Woodland Caribou is home to the bird species of the boreal forest. Keen birders will be able to check off many species on their life list that are common to the region. Visitors can observe Great Gray Owls that reside in the park, birds of pray such as bald eagles and various species of hawks, waterfowl and numerous nesting songbirds. Many more species are observed during their spring and fall migrations.

Boating

Powerboats are associated with the remote lodges and outpost camp areas and are primarily found in and along the Gammon and Bloodvein river systems. The rest of the park is almost solely traveled by canoe or kayak.

Canoeing

Up to 2,000 km of maintained canoe routes over a myriad of connected waterways provide the opportunity to immerse yourself in the most natural setting and to challenge your skills and senses.

Please contact the park if you need assistance planning your canoe adventure.

Fishing

Woodland Caribou is renowned for its fishing. The most sought after species are walleye, Northern Pike and Lake Trout. Smallmouth Bass are found in some northern lakes of the park and muskellunge are found in one lake in the southwest.

Many of the private outposts and lodges in the parks are dedicated to fishing.

Hunting

Hunting is only permitted in the park additions. Contact the Park Office for more information.

Hunting is subject to Ontario’s Hunting Regulations.

Swimming

Woodland Caribou’s many secluded beaches and plenty of deep drop-offs from bedrock shorelines offer great swimming opportunities.

Winter Activities

Winter camping, ice fishing, snowshoeing and cross-country skiing are permitted, but access is limited during the winter months. There are no groomed winter trails in the park.

Ice fishing is subject to Ontario’s fishing regulations.

Snowmobiling is only permitted in the access zones of park additions. There are no groomed park trails. Contact the Park Office for specific details and maps.

Winter visitors should take extra precautions.

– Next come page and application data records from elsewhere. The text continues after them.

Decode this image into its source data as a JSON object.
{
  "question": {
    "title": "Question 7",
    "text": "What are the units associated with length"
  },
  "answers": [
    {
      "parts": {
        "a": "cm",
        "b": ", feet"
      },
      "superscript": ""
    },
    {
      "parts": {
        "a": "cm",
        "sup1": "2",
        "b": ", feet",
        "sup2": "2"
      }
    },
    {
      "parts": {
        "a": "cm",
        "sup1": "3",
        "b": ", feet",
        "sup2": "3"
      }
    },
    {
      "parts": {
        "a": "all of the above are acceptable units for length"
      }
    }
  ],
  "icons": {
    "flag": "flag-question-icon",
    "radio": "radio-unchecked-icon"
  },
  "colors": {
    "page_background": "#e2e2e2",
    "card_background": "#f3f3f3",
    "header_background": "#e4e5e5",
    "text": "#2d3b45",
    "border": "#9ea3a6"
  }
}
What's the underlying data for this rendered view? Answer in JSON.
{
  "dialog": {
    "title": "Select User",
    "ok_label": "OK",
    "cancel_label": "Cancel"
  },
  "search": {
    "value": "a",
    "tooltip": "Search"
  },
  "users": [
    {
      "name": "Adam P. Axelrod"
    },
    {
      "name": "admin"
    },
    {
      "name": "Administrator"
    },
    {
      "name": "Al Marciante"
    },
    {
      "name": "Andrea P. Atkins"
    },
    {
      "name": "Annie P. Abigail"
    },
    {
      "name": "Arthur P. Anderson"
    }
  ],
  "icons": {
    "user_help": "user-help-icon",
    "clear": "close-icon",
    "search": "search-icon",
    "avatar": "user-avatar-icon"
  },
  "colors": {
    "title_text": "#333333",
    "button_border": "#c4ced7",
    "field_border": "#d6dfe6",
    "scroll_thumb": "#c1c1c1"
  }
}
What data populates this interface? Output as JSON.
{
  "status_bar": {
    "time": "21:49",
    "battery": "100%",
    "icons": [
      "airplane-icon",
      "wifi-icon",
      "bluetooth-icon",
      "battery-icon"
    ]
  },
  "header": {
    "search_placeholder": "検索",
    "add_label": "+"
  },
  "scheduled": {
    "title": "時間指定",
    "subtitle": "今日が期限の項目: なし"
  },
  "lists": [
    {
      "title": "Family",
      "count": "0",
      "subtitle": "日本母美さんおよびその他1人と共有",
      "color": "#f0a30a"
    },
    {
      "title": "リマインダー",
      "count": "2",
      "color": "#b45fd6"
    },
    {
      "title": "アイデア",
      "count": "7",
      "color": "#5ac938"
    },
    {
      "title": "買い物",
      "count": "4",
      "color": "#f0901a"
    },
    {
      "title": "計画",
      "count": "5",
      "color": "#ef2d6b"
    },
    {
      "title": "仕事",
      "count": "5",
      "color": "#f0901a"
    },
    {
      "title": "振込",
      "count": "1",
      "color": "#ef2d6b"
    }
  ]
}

Woodland Caribou’s isolated location means help is not nearby. Only those with significant winter wilderness experience should stay overnight in the park.